━━ Records supplied ━━

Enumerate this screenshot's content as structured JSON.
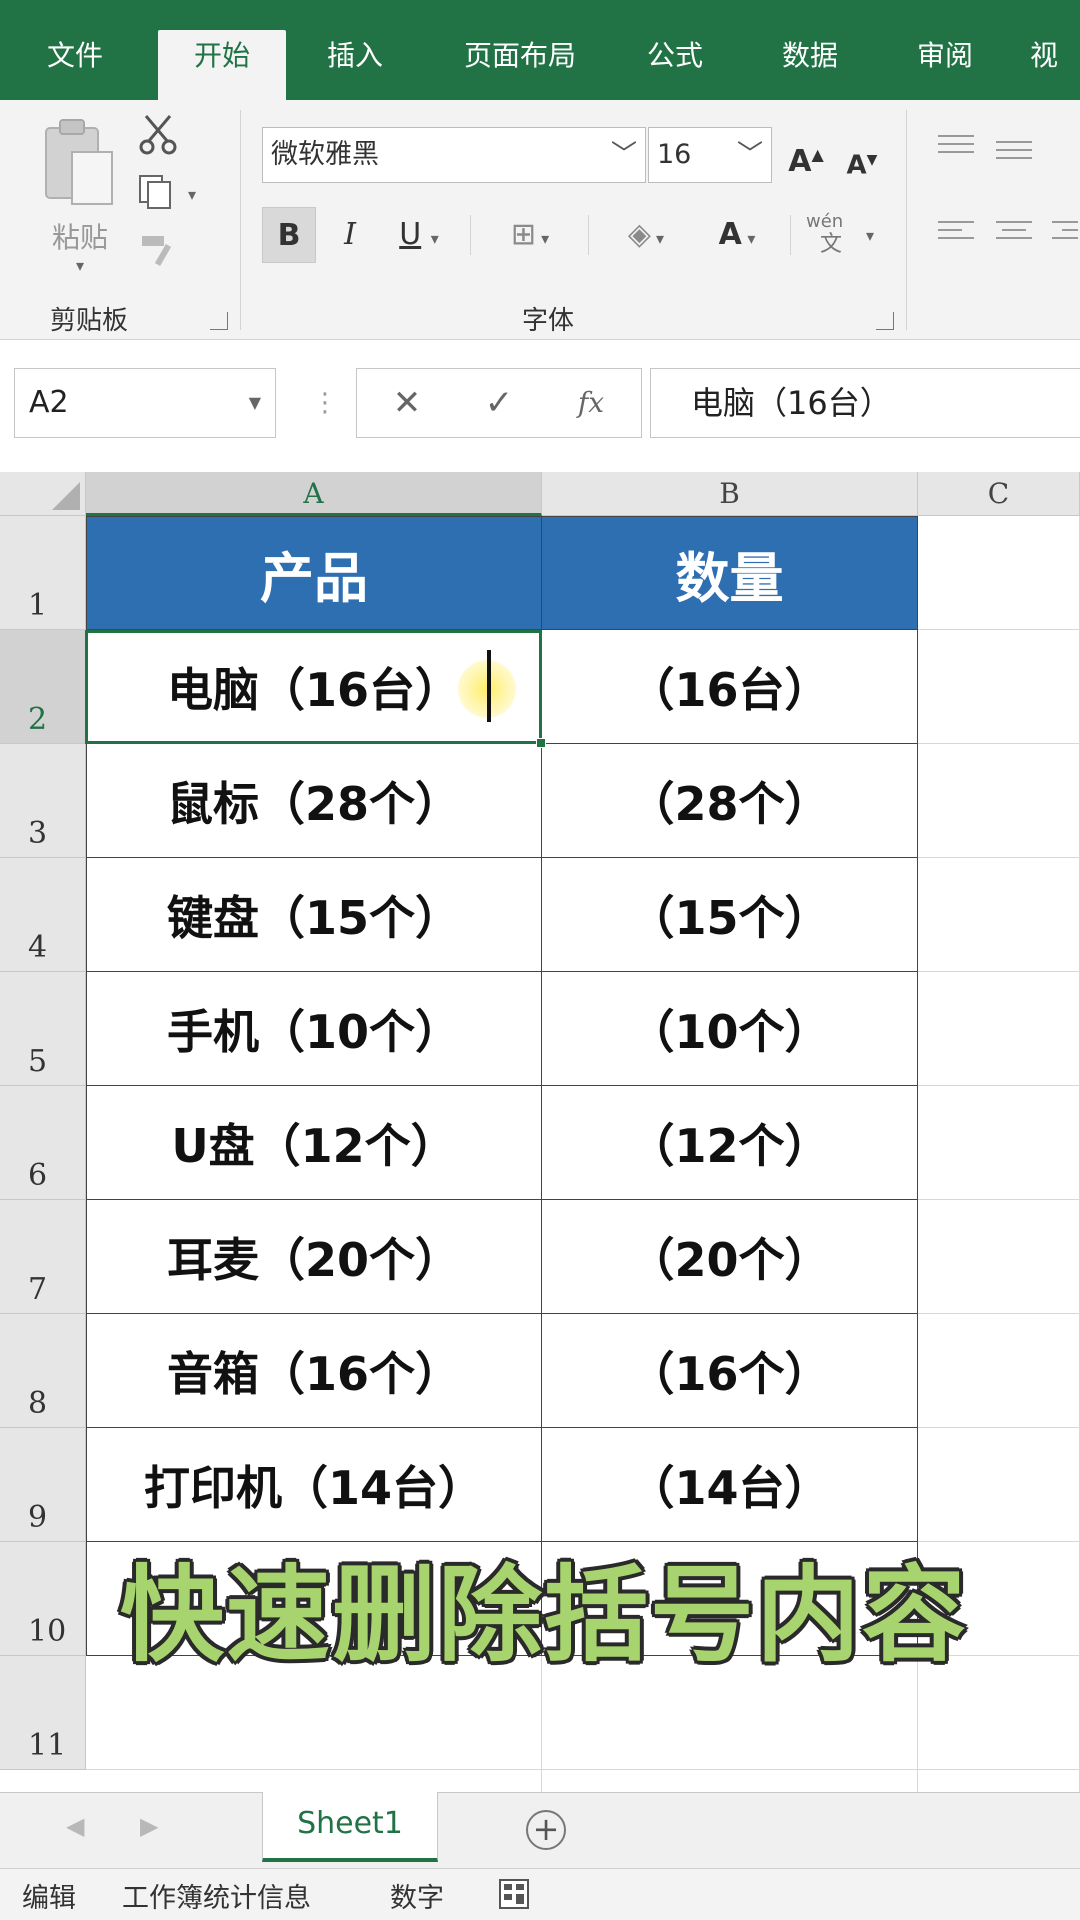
{
  "ribbon_tabs": [
    "文件",
    "开始",
    "插入",
    "页面布局",
    "公式",
    "数据",
    "审阅",
    "视"
  ],
  "clipboard": {
    "paste_label": "粘贴",
    "group_label": "剪贴板"
  },
  "font": {
    "name": "微软雅黑",
    "size": "16",
    "group_label": "字体",
    "bold": "B",
    "italic": "I",
    "underline": "U",
    "grow": "A",
    "shrink": "A",
    "font_color": "A",
    "phonetic": "wén",
    "phonetic_sub": "文"
  },
  "formula_bar": {
    "name_box": "A2",
    "cancel": "✕",
    "enter": "✓",
    "fx": "fx",
    "content": "电脑（16台）"
  },
  "columns": [
    "A",
    "B",
    "C"
  ],
  "rows": [
    "1",
    "2",
    "3",
    "4",
    "5",
    "6",
    "7",
    "8",
    "9",
    "10",
    "11"
  ],
  "table": {
    "header": [
      "产品",
      "数量"
    ],
    "rows": [
      [
        "电脑（16台）",
        "（16台）"
      ],
      [
        "鼠标（28个）",
        "（28个）"
      ],
      [
        "键盘（15个）",
        "（15个）"
      ],
      [
        "手机（10个）",
        "（10个）"
      ],
      [
        "U盘（12个）",
        "（12个）"
      ],
      [
        "耳麦（20个）",
        "（20个）"
      ],
      [
        "音箱（16个）",
        "（16个）"
      ],
      [
        "打印机（14台）",
        "（14台）"
      ]
    ]
  },
  "caption": "快速删除括号内容",
  "sheet_tab": "Sheet1",
  "status": {
    "mode": "编辑",
    "workbook_stats": "工作簿统计信息",
    "number": "数字"
  },
  "colors": {
    "excel_green": "#217346",
    "header_blue": "#2e6fb1",
    "caption_green": "#a8d46f"
  }
}
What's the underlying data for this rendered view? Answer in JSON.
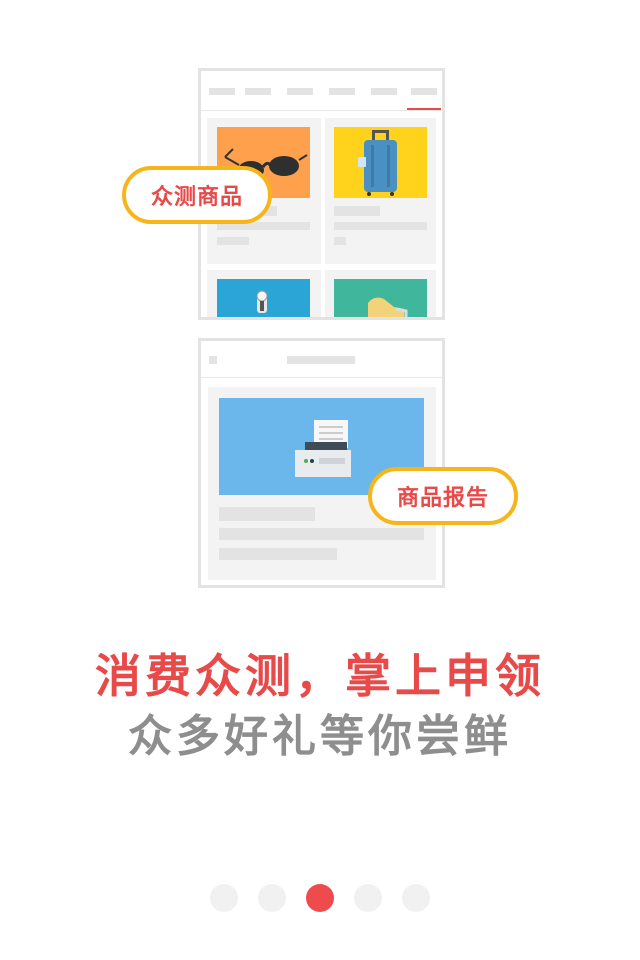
{
  "callouts": {
    "crowd_test_products": "众测商品",
    "product_reports": "商品报告"
  },
  "headline": {
    "primary": "消费众测，掌上申领",
    "secondary": "众多好礼等你尝鲜",
    "primary_color": "#e84a4a",
    "secondary_color": "#8e8e8e"
  },
  "pager": {
    "page_count": 5,
    "current_page": 3,
    "active_color": "#ee4b4d",
    "inactive_color": "#f1f1f1"
  },
  "icons": {
    "product_1": "sunglasses-icon",
    "product_2": "suitcase-icon",
    "product_3": "microscope-icon",
    "product_4": "shoe-icon",
    "report": "printer-icon"
  },
  "colors": {
    "accent_border": "#f6b51b",
    "tile_orange": "#ffa04c",
    "tile_yellow": "#ffd31c",
    "tile_blue": "#2ba4d6",
    "tile_teal": "#40b79c",
    "report_blue": "#6bb6ea"
  }
}
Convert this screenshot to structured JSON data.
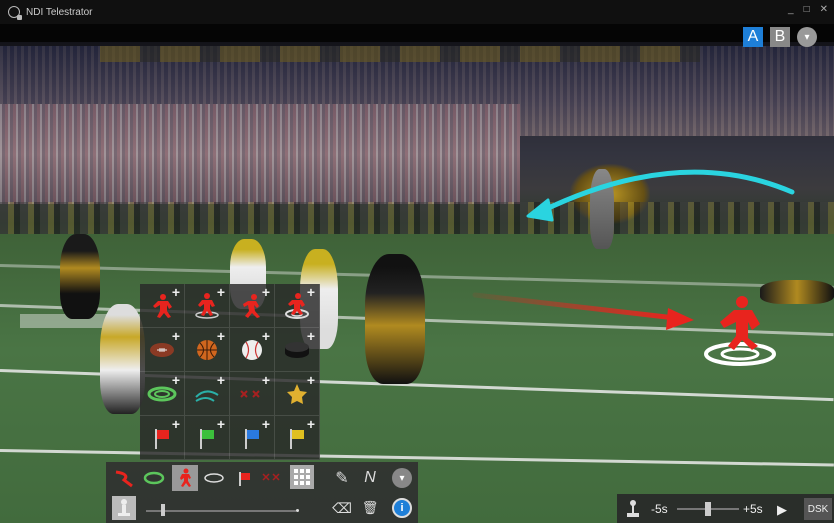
{
  "window": {
    "title": "NDI Telestrator",
    "controls": [
      "_",
      "□",
      "✕"
    ]
  },
  "view_buttons": {
    "a": "A",
    "b": "B",
    "menu_glyph": "▾"
  },
  "palette": {
    "rows": [
      [
        {
          "icon": "player-red-icon"
        },
        {
          "icon": "player-target-red-icon"
        },
        {
          "icon": "player-running-red-icon"
        },
        {
          "icon": "player-ring-red-icon"
        }
      ],
      [
        {
          "icon": "football-icon"
        },
        {
          "icon": "basketball-icon"
        },
        {
          "icon": "baseball-icon"
        },
        {
          "icon": "hockey-puck-icon"
        }
      ],
      [
        {
          "icon": "ring-green-icon"
        },
        {
          "icon": "arrow-teal-icon"
        },
        {
          "icon": "x-marks-red-icon"
        },
        {
          "icon": "star-gold-icon"
        }
      ],
      [
        {
          "icon": "flag-red-icon"
        },
        {
          "icon": "flag-green-icon"
        },
        {
          "icon": "flag-blue-icon"
        },
        {
          "icon": "flag-yellow-icon"
        }
      ]
    ],
    "plus_glyph": "+"
  },
  "toolbar": {
    "tools": [
      "arrow-curve-tool-icon",
      "ring-tool-icon",
      "player-tool-icon",
      "ellipse-tool-icon",
      "flag-tool-icon",
      "x-tool-icon",
      "grid-tool-icon"
    ],
    "selected_tool": "player-tool-icon",
    "size_slider_level": 0.1,
    "pen_label": "✎",
    "line_label": "N",
    "eraser_label": "⌫",
    "trash_label": "🗑",
    "info_label": "i",
    "more_label": "▾"
  },
  "playback": {
    "rewind_label": "-5s",
    "forward_label": "+5s",
    "play_glyph": "▶",
    "dsk_label": "DSK",
    "scrub_position": 0.5
  },
  "colors": {
    "accent_blue": "#1e7fd8",
    "draw_red": "#e8241e",
    "draw_cyan": "#2ad4e0",
    "toolbar_bg": "#303030"
  }
}
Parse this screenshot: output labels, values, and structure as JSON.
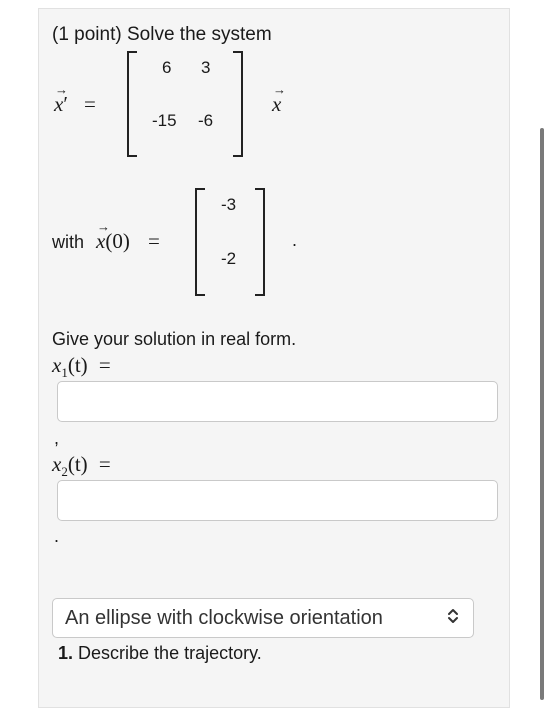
{
  "problem": {
    "title": "(1 point) Solve the system",
    "lhs": "x",
    "prime": "′",
    "equals": "=",
    "rhs_var": "x",
    "matrix": {
      "r1c1": "6",
      "r1c2": "3",
      "r2c1": "-15",
      "r2c2": "-6"
    },
    "initial": {
      "with_label": "with",
      "var": "x",
      "arg": "(0)",
      "equals": "=",
      "values": [
        "-3",
        "-2"
      ],
      "period": "."
    },
    "instruction": "Give your solution in real form.",
    "x1_label": "x",
    "x1_sub": "1",
    "x1_arg": "(t)",
    "x1_eq": "=",
    "separator_comma": ",",
    "x2_label": "x",
    "x2_sub": "2",
    "x2_arg": "(t)",
    "x2_eq": "=",
    "separator_period": "."
  },
  "trajectory": {
    "selected": "An ellipse with clockwise orientation",
    "question_number": "1.",
    "question_text": "Describe the trajectory."
  },
  "icons": {
    "arrow": "→",
    "select_chevrons": "⌃⌄"
  }
}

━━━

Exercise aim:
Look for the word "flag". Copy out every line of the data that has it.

Your response:
          "icon": "flag-red-icon"
          "icon": "flag-green-icon"
          "icon": "flag-blue-icon"
          "icon": "flag-yellow-icon"
      "flag-tool-icon",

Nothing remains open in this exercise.